Cognitive and brain development impairment associated with lead exposure in childhood could be exacerbated by poverty, according to a study published in Nature Medicine.
Lead exposure in childhood, even in small concentrations, is known to negatively affect cognitive and behavioural development and has also been associated with lower socioeconomic status in later life. However, the relationship of socioeconomic status in childhood and exposure to lead, and effects on brain development is not well understood.
Elizabeth Sowell, Andrew Marshall and colleagues assessed brain structure and cognitive test scores of 9,712 children 9 to 10 years of age across the United States. The authors then estimated lead exposure using lead-risk scores from the Washington State Department of Health based on each child’s residential census tract. They found that mean cognitive test scores in children from low-income families were 9% lower than those in children from high-income families. They also show that that children from low-income families living in areas with highest risk of lead exposure had an additional 3.1% reduction in cognitive testing performance compared with children from higher-income families living in the same areas. Children from lower-income families with high risk of lead exposure were also found to have increased impairment in brain structure development compared with children of similar socioeconomic status living in areas with a lower risk of lead exposure.

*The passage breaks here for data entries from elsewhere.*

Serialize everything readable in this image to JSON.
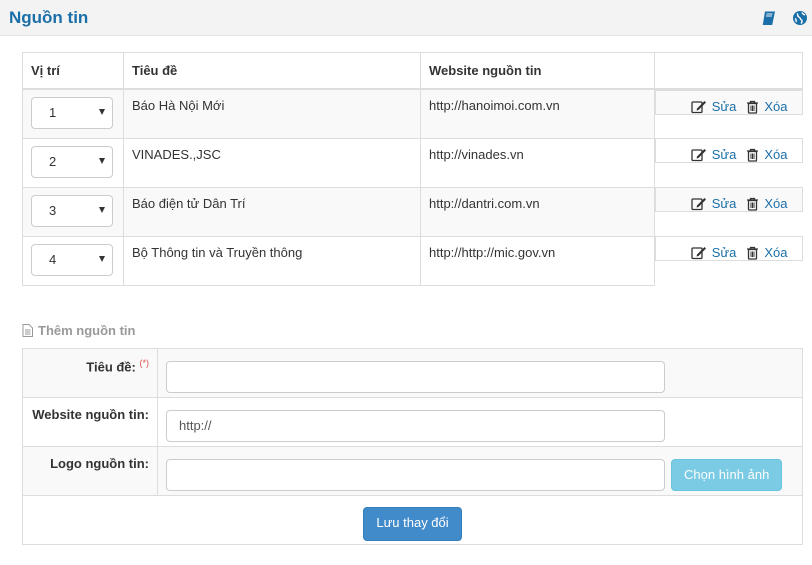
{
  "header": {
    "title": "Nguồn tin"
  },
  "list": {
    "columns": [
      "Vị trí",
      "Tiêu đề",
      "Website nguồn tin",
      ""
    ],
    "rows": [
      {
        "position": "1",
        "title": "Báo Hà Nội Mới",
        "website": "http://hanoimoi.com.vn"
      },
      {
        "position": "2",
        "title": "VINADES.,JSC",
        "website": "http://vinades.vn"
      },
      {
        "position": "3",
        "title": "Báo điện tử Dân Trí",
        "website": "http://dantri.com.vn"
      },
      {
        "position": "4",
        "title": "Bộ Thông tin và Truyền thông",
        "website": "http://http://mic.gov.vn"
      }
    ],
    "edit_label": "Sửa",
    "delete_label": "Xóa"
  },
  "form": {
    "caption": "Thêm nguồn tin",
    "title_label": "Tiêu đề:",
    "required_mark": "(*)",
    "title_value": "",
    "website_label": "Website nguồn tin:",
    "website_value": "http://",
    "logo_label": "Logo nguồn tin:",
    "logo_value": "",
    "choose_image_label": "Chọn hình ảnh",
    "save_label": "Lưu thay đổi"
  },
  "colors": {
    "accent": "#1b6fa8",
    "info_button": "#5bc0de",
    "primary_button": "#428bca",
    "required": "#d9534f"
  },
  "icons": {
    "header_book": "book-icon",
    "header_globe": "globe-icon",
    "edit": "edit-icon",
    "delete": "trash-icon",
    "caption": "file-icon"
  }
}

The authors note that they have yet to directly measure levels of lead in the children’s blood and acknowledge that the risk of exposure is a proxy measure. They conclude that small reductions in lead exposure might provide greater benefit to children experiencing more environmental adversity.
Ecology: Some signs of recovery in UK biodiversity?Nature Ecology & Evolution
How jellyfish create stinging waterCommunications Biology
Health: Maternal paraben exposure associated with weight in childhoodNature Communications
Marine biology: Whales coordinate deep dives to evade predatorsScientific Reports